Prospecting For Treasure

Always prospecting for the next treasure of an idea.

Making Our First Glogs

One of my goals for this school year was to learn how to make a Glog. I had heard about them, and seen a few, from others on Twitter, which is where I get most of my technology ideas. It took me a while to get around to doing it, though. I have been gradually working my way through the new Being a Writer materials. This is our first year with these materials. In March we began a new unit on writing non-fiction. The first project was to research and write about countries around the world. This seemed like the perfect place to try out the Glogs.

If you aren’t familiar with a Glog, it is an on-line poster. You create a Glog on the GlogsterEdu website. They can be embedded into wikis and blogs. As I read about GlogsterEdu from others in my PLN, I was very intrigued. With advice from others, I watched a couple YouTube videos to learn how to do this, and I created a sample poster to show to my students. I had the kids partner up to get things started, but ultimately each student made their own glog.

We started out with pencil and paper. We did our research by reading library books to learn about other countries. Students were able to choose whatever country they wanted, and several chose the same country. I created a organizational web so students could collect and organize their information before we moved to the computers.

When I began to look at the developing Glogs, I realized that some kids were into adding lots of unrelated animated graphics, but were not including much content. At this point I created a Making a Glog poster with my expectations and a checklist for students to use as they edited their work. Later, I used this checklist as a rubric to evaluate our finished Glogs.  Check out my file cabinet for PDFs of these documents.

This turned out to be a really wonderful project, and I was very impressed to see what the kids did with it. Their Glogs were way better than mine. They figured out how to find and embed photos and links in their Glogs. To make it easier for people to see our work, I created a wiki for this project and embedded all the Glogs.
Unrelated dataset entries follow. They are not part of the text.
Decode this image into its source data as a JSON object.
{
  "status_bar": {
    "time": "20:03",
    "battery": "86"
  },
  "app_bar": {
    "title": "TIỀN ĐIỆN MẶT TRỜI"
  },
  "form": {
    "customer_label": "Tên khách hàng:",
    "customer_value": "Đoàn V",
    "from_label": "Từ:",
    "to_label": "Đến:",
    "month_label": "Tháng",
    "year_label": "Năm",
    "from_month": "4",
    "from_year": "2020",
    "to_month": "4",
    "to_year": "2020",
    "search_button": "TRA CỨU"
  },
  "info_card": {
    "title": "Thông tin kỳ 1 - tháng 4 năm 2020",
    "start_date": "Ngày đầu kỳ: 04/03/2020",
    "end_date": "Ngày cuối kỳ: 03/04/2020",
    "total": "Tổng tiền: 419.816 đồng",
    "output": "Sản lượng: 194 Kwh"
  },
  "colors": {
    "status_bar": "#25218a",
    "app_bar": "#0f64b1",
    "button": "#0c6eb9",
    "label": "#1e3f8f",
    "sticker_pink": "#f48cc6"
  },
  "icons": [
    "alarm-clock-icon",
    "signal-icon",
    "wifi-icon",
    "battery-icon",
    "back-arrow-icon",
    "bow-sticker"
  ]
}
I also embedded the Glogs on each student’s Kidblog.

We had Core Knowledge Night, which is an open house type event, on May 5th. One of the problems with on-line projects is being able to display them for visitors to see. I set up three laptops with display boards. I also talked to the class about showing their work to their parents and other visitors. We had lots of people that took the time to see our work.
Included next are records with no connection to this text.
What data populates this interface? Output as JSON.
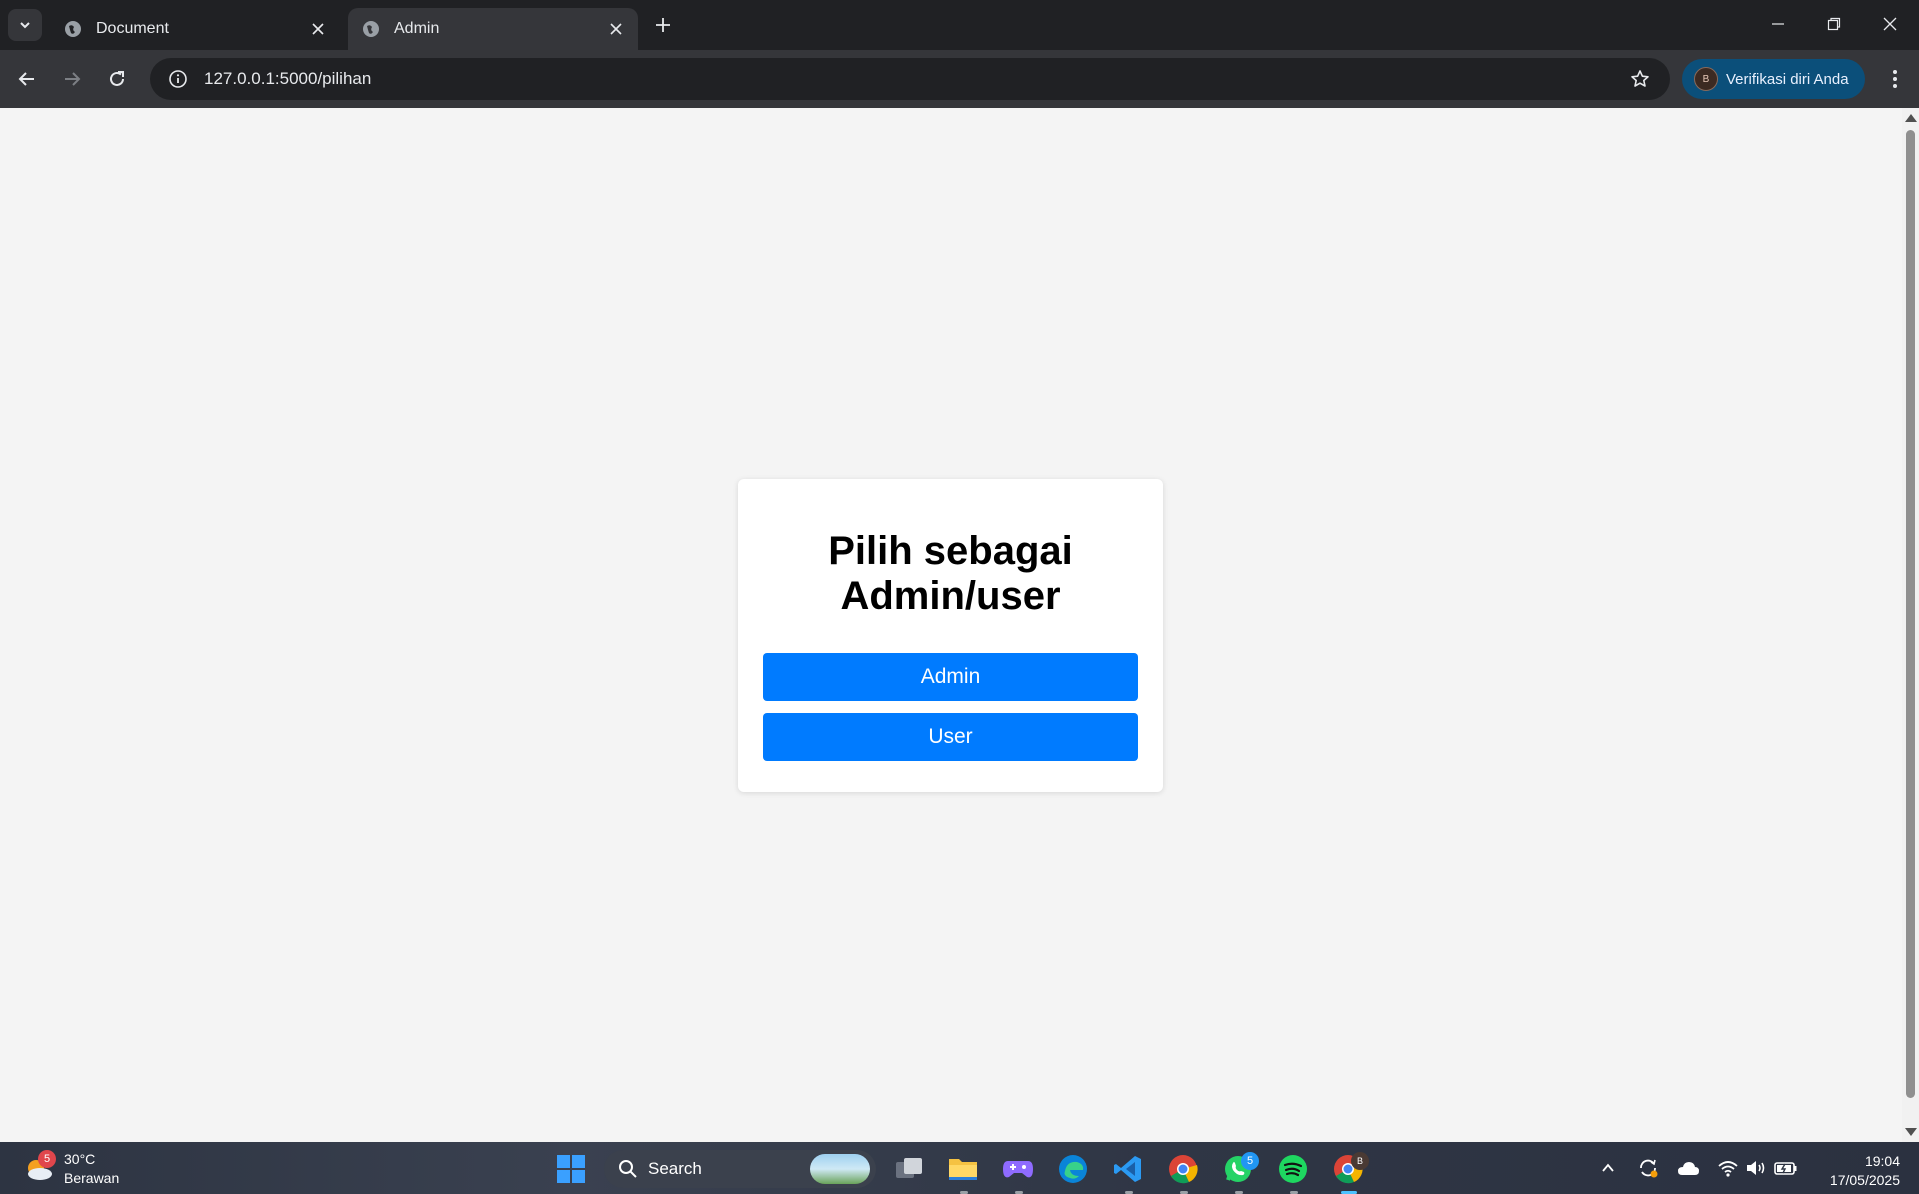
{
  "browser": {
    "tabs": [
      {
        "title": "Document",
        "active": false
      },
      {
        "title": "Admin",
        "active": true
      }
    ],
    "url": "127.0.0.1:5000/pilihan",
    "profile_label": "Verifikasi diri Anda",
    "profile_initial": "B"
  },
  "page": {
    "heading_line1": "Pilih sebagai",
    "heading_line2": "Admin/user",
    "admin_button": "Admin",
    "user_button": "User",
    "button_color": "#007bff",
    "background_color": "#f4f4f4"
  },
  "taskbar": {
    "weather_temp": "30°C",
    "weather_desc": "Berawan",
    "weather_badge": "5",
    "search_label": "Search",
    "whatsapp_badge": "5",
    "chrome_profile_badge": "B",
    "time": "19:04",
    "date": "17/05/2025"
  }
}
I will definitely be using Glogs in the future. The kids really enjoyed making them. It was a great way to demonstrate their learning. I also found that several students who often struggle academically really excelled with this project.

May 22, 2011 Posted by | Education, Uncategorized | , , , | Leave a comment